The challenge of meeting utility workforce needs is to re-shape our staffs to meet new technology requirements and new ways one public power has wrestled with for the last two decades. The baby boomer generation is well into retirement, a trend that will continue for another decade. Meanwhile, demands on the industry are changing. As local utilities maintain and rebuild electric distribution infrastructure, they are installing grids characterized by sophisticated electronics and a sturdy resilience better able to withstand harsh weather. The need to scale up intermittent renewable resources and enable electric vehicles also requires distribution equipment capable of handling generation and load at a more granular level.
The pandemic introduced new staffing challenges to an industry that simply cannot lock the doors and stop operating. Then came the Great Resignation. According to the U.S. Bureau of Labor Statistics, the trade, transportation and utilities sector of the economy has been second only to the leisure and hospitality sector in losing personnel to the Great Resignation.
Events of the past two years have magnified the challenge of renewing our workforce.

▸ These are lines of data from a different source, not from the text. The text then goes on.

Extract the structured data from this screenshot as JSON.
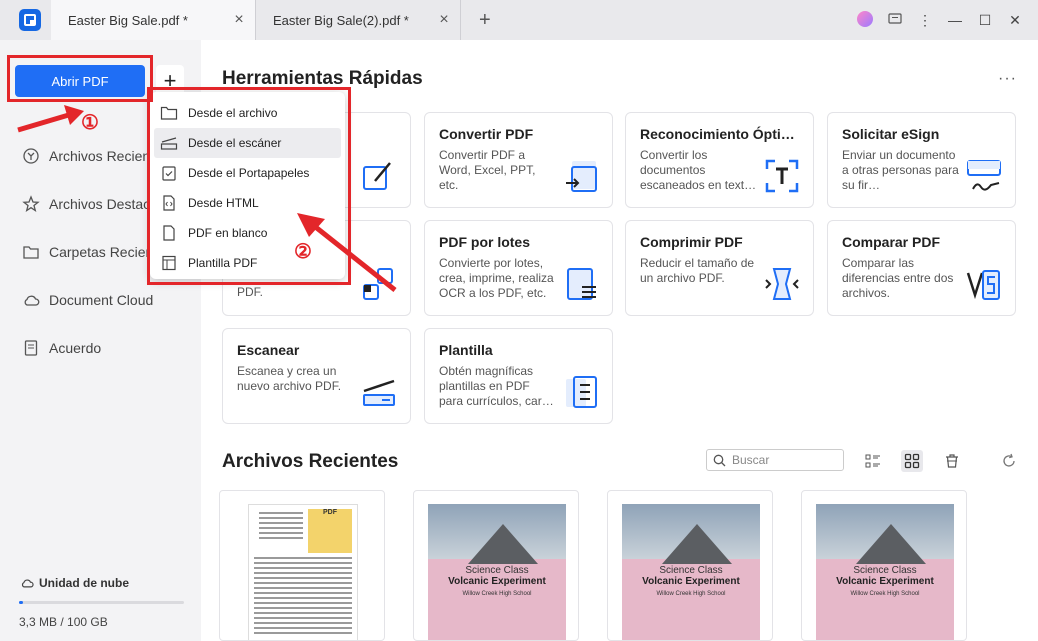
{
  "tabs": [
    {
      "label": "Easter Big Sale.pdf *",
      "active": true
    },
    {
      "label": "Easter Big Sale(2).pdf *",
      "active": false
    }
  ],
  "sidebar": {
    "open_label": "Abrir PDF",
    "add_label": "+",
    "items": [
      {
        "label": "Archivos Recientes",
        "icon": "clock-icon"
      },
      {
        "label": "Archivos Destacados",
        "icon": "star-icon"
      },
      {
        "label": "Carpetas Recientes",
        "icon": "folder-icon"
      },
      {
        "label": "Document Cloud",
        "icon": "cloud-icon"
      },
      {
        "label": "Acuerdo",
        "icon": "document-icon"
      }
    ],
    "cloud_label": "Unidad de nube",
    "storage": "3,3 MB / 100 GB",
    "storage_fraction": 3e-05
  },
  "dropdown": {
    "items": [
      {
        "label": "Desde el archivo",
        "icon": "folder-icon"
      },
      {
        "label": "Desde el escáner",
        "icon": "scanner-icon"
      },
      {
        "label": "Desde el Portapapeles",
        "icon": "clipboard-icon"
      },
      {
        "label": "Desde HTML",
        "icon": "html-icon"
      },
      {
        "label": "PDF en blanco",
        "icon": "blank-page-icon"
      },
      {
        "label": "Plantilla PDF",
        "icon": "template-icon"
      }
    ]
  },
  "annotations": {
    "one": "①",
    "two": "②"
  },
  "main": {
    "title": "Herramientas Rápidas",
    "more_label": "···",
    "cards": [
      {
        "title": "",
        "desc": "",
        "icon": "edit-icon"
      },
      {
        "title": "Convertir PDF",
        "desc": "Convertir PDF a Word, Excel, PPT, etc.",
        "icon": "convert-icon"
      },
      {
        "title": "Reconocimiento Óptic…",
        "desc": "Convertir los documentos escaneados en text…",
        "icon": "ocr-icon"
      },
      {
        "title": "Solicitar eSign",
        "desc": "Enviar un documento a otras personas para su fir…",
        "icon": "esign-icon"
      },
      {
        "title": "",
        "desc": "PDF.",
        "icon": "combine-icon"
      },
      {
        "title": "PDF por lotes",
        "desc": "Convierte por lotes, crea, imprime, realiza OCR a los PDF, etc.",
        "icon": "batch-icon"
      },
      {
        "title": "Comprimir PDF",
        "desc": "Reducir el tamaño de un archivo PDF.",
        "icon": "compress-icon"
      },
      {
        "title": "Comparar PDF",
        "desc": "Comparar las diferencias entre dos archivos.",
        "icon": "compare-icon"
      },
      {
        "title": "Escanear",
        "desc": "Escanea y crea un nuevo archivo PDF.",
        "icon": "scanner-icon"
      },
      {
        "title": "Plantilla",
        "desc": "Obtén magníficas plantillas en PDF para currículos, car…",
        "icon": "template-icon"
      }
    ],
    "recent_title": "Archivos Recientes",
    "search_placeholder": "Buscar",
    "thumbs": [
      {
        "type": "doc",
        "label": "PDF"
      },
      {
        "type": "cover",
        "line1": "Science Class",
        "line2": "Volcanic Experiment",
        "line3": "Willow Creek High School"
      },
      {
        "type": "cover",
        "line1": "Science Class",
        "line2": "Volcanic Experiment",
        "line3": "Willow Creek High School"
      },
      {
        "type": "cover",
        "line1": "Science Class",
        "line2": "Volcanic Experiment",
        "line3": "Willow Creek High School"
      }
    ]
  },
  "colors": {
    "accent": "#1f6ef5",
    "annotation": "#e3262a"
  }
}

We can think of the work done to meet the early years of baby boomer retirements as preparation for the 2022 requirements.
But the challenge presents an opportunity to re-shape our staffs to meet new technology requirements and new ways of doing business — the latter dramatically shaped by the pandemic. The lockdown imposed by COVID 19 on many office staff – whether for a shorter or longer duration — forced employers to continue delivering service without traveling each day to an office. That experience proved that some desk jobs can be handled as effectively from a desk at home as from a desk in a central office.
Several years ago, I asked one CEO of a small municipal electric utility how he was meeting the looming challenge of retiring baby boomers. His strategy: “I recognize that engineers want to be close to their mamas.” At the heart of his tongue-in-cheek solution was an approach every public power utility should embrace: think locally. He cultivated and maintained a close relationship with customers. College-bound kids knew that solid career opportunities awaited back home where they could reconnect with their families. As quaint as his response to workforce development seems, it speaks to key components of every utility’s needs. Your utility’s workforce needs to meet the needs and reflect the demographics of your community.
Public power utility partnerships with local colleges/trade schools are potentially one of the most effective strategies for developing your evolving workforce. As utility distribution systems become more sophisticated, it is incumbent on the utility to take steps to ensure that local educational curricula match evolving technical needs. The article in this issue, Nurturing the Roots, talks about EPRI’s GridEd program, which recognizes and addresses this need. Several public power utilities partici- pate in this program and the effort is a model and a resource for smaller communities.
These efforts should not stop with technical needs. In their efforts to address workforce needs, two utilities — Keys Energy Service in Florida and Paducah Power System in Kentucky — recognized that communication skills are a top priority. “Whether it’s interpersonal communications, written and verbal communications or just human interaction in general, the most common skill deficiency our organization sees comes down to soft skills,” said Julio Terrado of Keys Energy Services. For more on that, read the article on succession planning.
The continuing shift in how people are thinking about work – and what they want out of work — is an opportunity for us to think differently about our workforce and to shape organizations that appeal to and nurture our most important resource, our employees. Public power’s mission – providing reliable, affordable, and sustainable electricity to our communities – cannot be overstated as a motivation for some employees and job seekers. Along with competitive wages and benefits, opportunities to learn and advance, and being treated with respect, this mission can provide public power utilities with a leg up in this challenging job market. Public power utility jobs offer exciting opportunities for the next generation of employees. It is up to us to be sure that newcomers to the workforce are aware of these opportunities and are prepared to help us move forward.